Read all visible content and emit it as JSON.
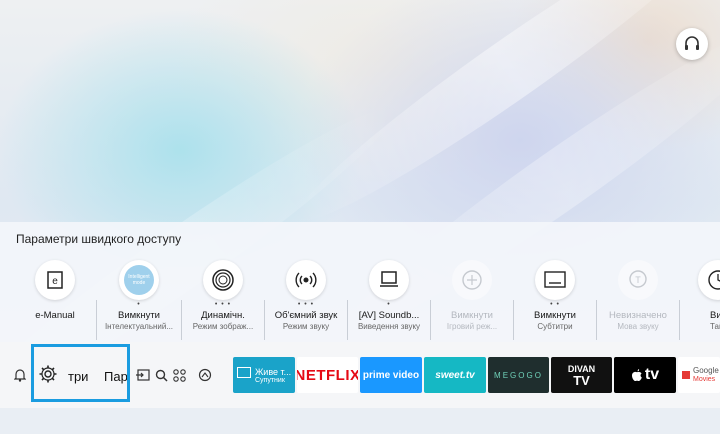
{
  "quick_settings": {
    "title": "Параметри швидкого доступу",
    "items": [
      {
        "label": "e-Manual",
        "sub": "",
        "icon": "manual-icon",
        "dim": false,
        "dots": ""
      },
      {
        "label": "Вимкнути",
        "sub": "Інтелектуальний...",
        "icon": "intelligent-mode-icon",
        "dim": false,
        "dots": "•"
      },
      {
        "label": "Динамічн.",
        "sub": "Режим зображ...",
        "icon": "picture-mode-icon",
        "dim": false,
        "dots": "• • •"
      },
      {
        "label": "Об'ємний звук",
        "sub": "Режим звуку",
        "icon": "sound-mode-icon",
        "dim": false,
        "dots": "• • •"
      },
      {
        "label": "[AV] Soundb...",
        "sub": "Виведення звуку",
        "icon": "sound-output-icon",
        "dim": false,
        "dots": "•"
      },
      {
        "label": "Вимкнути",
        "sub": "Ігровий реж...",
        "icon": "game-mode-icon",
        "dim": true,
        "dots": ""
      },
      {
        "label": "Вимкнути",
        "sub": "Субтитри",
        "icon": "subtitles-icon",
        "dim": false,
        "dots": "• •"
      },
      {
        "label": "Невизначено",
        "sub": "Мова звуку",
        "icon": "audio-language-icon",
        "dim": true,
        "dots": ""
      },
      {
        "label": "Ви",
        "sub": "Тайм",
        "icon": "timer-icon",
        "dim": false,
        "dots": ""
      }
    ],
    "intelligent_icon_text": "Intelligent mode"
  },
  "bottom_bar": {
    "settings_label": "три",
    "next_label": "Пар",
    "apps": [
      {
        "name": "Живе т...",
        "sub": "Супутник",
        "bg": "#1aa3c9"
      },
      {
        "name": "NETFLIX",
        "bg": "#ffffff",
        "fg": "#e50914"
      },
      {
        "name": "prime video",
        "bg": "#1a98ff"
      },
      {
        "name": "sweet.tv",
        "bg": "#15b8c4"
      },
      {
        "name": "MEGOGO",
        "bg": "#1f2e2e"
      },
      {
        "name": "DIVAN",
        "sub": "TV",
        "bg": "#111111"
      },
      {
        "name": "tv",
        "bg": "#000000"
      },
      {
        "name": "Google",
        "sub": "Movies",
        "bg": "#ffffff"
      }
    ]
  }
}
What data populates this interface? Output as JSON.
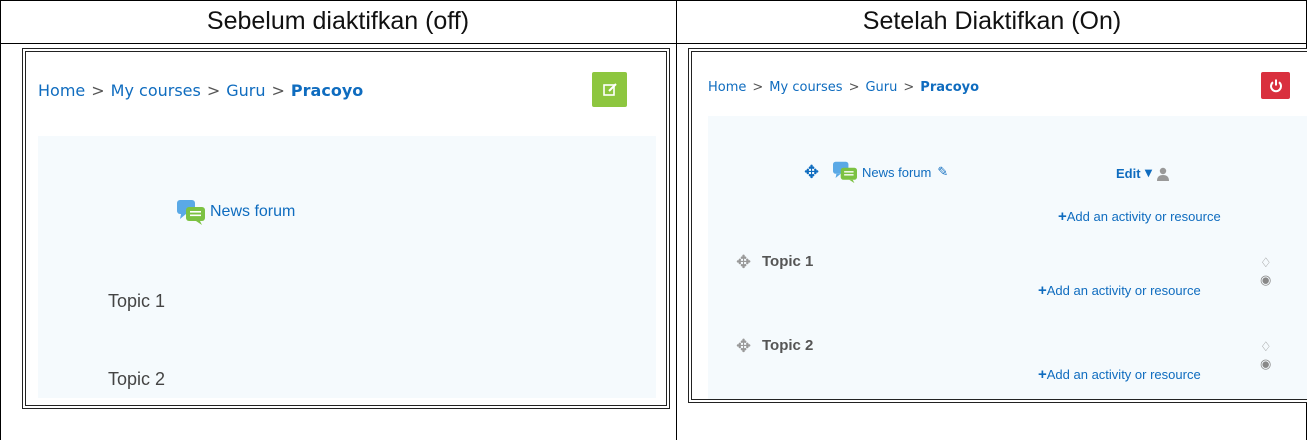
{
  "headers": {
    "left": "Sebelum diaktifkan (off)",
    "right": "Setelah Diaktifkan (On)"
  },
  "left_panel": {
    "breadcrumb": [
      "Home",
      "My courses",
      "Guru",
      "Pracoyo"
    ],
    "separator": ">",
    "edit_button_color": "#8dc63f",
    "forum_label": "News forum",
    "topics": [
      "Topic 1",
      "Topic 2"
    ]
  },
  "right_panel": {
    "breadcrumb": [
      "Home",
      "My courses",
      "Guru",
      "Pracoyo"
    ],
    "separator": ">",
    "power_button_color": "#d9303e",
    "forum_label": "News forum",
    "edit_menu_label": "Edit",
    "add_activity_label": "Add an activity or resource",
    "topics": [
      "Topic 1",
      "Topic 2"
    ]
  },
  "colors": {
    "link": "#0f6cbf",
    "content_bg": "#f5fafd"
  }
}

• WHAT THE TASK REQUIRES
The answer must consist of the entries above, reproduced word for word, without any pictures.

• OUTPUT FOR THIS TASK
Read all visible content and emit it as JSON.
{
  "quick_settings": {
    "title": "Параметри швидкого доступу",
    "items": [
      {
        "label": "e-Manual",
        "sub": "",
        "icon": "manual-icon",
        "dim": false,
        "dots": ""
      },
      {
        "label": "Вимкнути",
        "sub": "Інтелектуальний...",
        "icon": "intelligent-mode-icon",
        "dim": false,
        "dots": "•"
      },
      {
        "label": "Динамічн.",
        "sub": "Режим зображ...",
        "icon": "picture-mode-icon",
        "dim": false,
        "dots": "• • •"
      },
      {
        "label": "Об'ємний звук",
        "sub": "Режим звуку",
        "icon": "sound-mode-icon",
        "dim": false,
        "dots": "• • •"
      },
      {
        "label": "[AV] Soundb...",
        "sub": "Виведення звуку",
        "icon": "sound-output-icon",
        "dim": false,
        "dots": "•"
      },
      {
        "label": "Вимкнути",
        "sub": "Ігровий реж...",
        "icon": "game-mode-icon",
        "dim": true,
        "dots": ""
      },
      {
        "label": "Вимкнути",
        "sub": "Субтитри",
        "icon": "subtitles-icon",
        "dim": false,
        "dots": "• •"
      },
      {
        "label": "Невизначено",
        "sub": "Мова звуку",
        "icon": "audio-language-icon",
        "dim": true,
        "dots": ""
      },
      {
        "label": "Ви",
        "sub": "Тайм",
        "icon": "timer-icon",
        "dim": false,
        "dots": ""
      }
    ],
    "intelligent_icon_text": "Intelligent mode"
  },
  "bottom_bar": {
    "settings_label": "три",
    "next_label": "Пар",
    "apps": [
      {
        "name": "Живе т...",
        "sub": "Супутник",
        "bg": "#1aa3c9"
      },
      {
        "name": "NETFLIX",
        "bg": "#ffffff",
        "fg": "#e50914"
      },
      {
        "name": "prime video",
        "bg": "#1a98ff"
      },
      {
        "name": "sweet.tv",
        "bg": "#15b8c4"
      },
      {
        "name": "MEGOGO",
        "bg": "#1f2e2e"
      },
      {
        "name": "DIVAN",
        "sub": "TV",
        "bg": "#111111"
      },
      {
        "name": "tv",
        "bg": "#000000"
      },
      {
        "name": "Google",
        "sub": "Movies",
        "bg": "#ffffff"
      }
    ]
  }
}
What data populates this interface? Output as JSON.
{
  "headers": {
    "left": "Sebelum diaktifkan (off)",
    "right": "Setelah Diaktifkan (On)"
  },
  "left_panel": {
    "breadcrumb": [
      "Home",
      "My courses",
      "Guru",
      "Pracoyo"
    ],
    "separator": ">",
    "edit_button_color": "#8dc63f",
    "forum_label": "News forum",
    "topics": [
      "Topic 1",
      "Topic 2"
    ]
  },
  "right_panel": {
    "breadcrumb": [
      "Home",
      "My courses",
      "Guru",
      "Pracoyo"
    ],
    "separator": ">",
    "power_button_color": "#d9303e",
    "forum_label": "News forum",
    "edit_menu_label": "Edit",
    "add_activity_label": "Add an activity or resource",
    "topics": [
      "Topic 1",
      "Topic 2"
    ]
  },
  "colors": {
    "link": "#0f6cbf",
    "content_bg": "#f5fafd"
  }
}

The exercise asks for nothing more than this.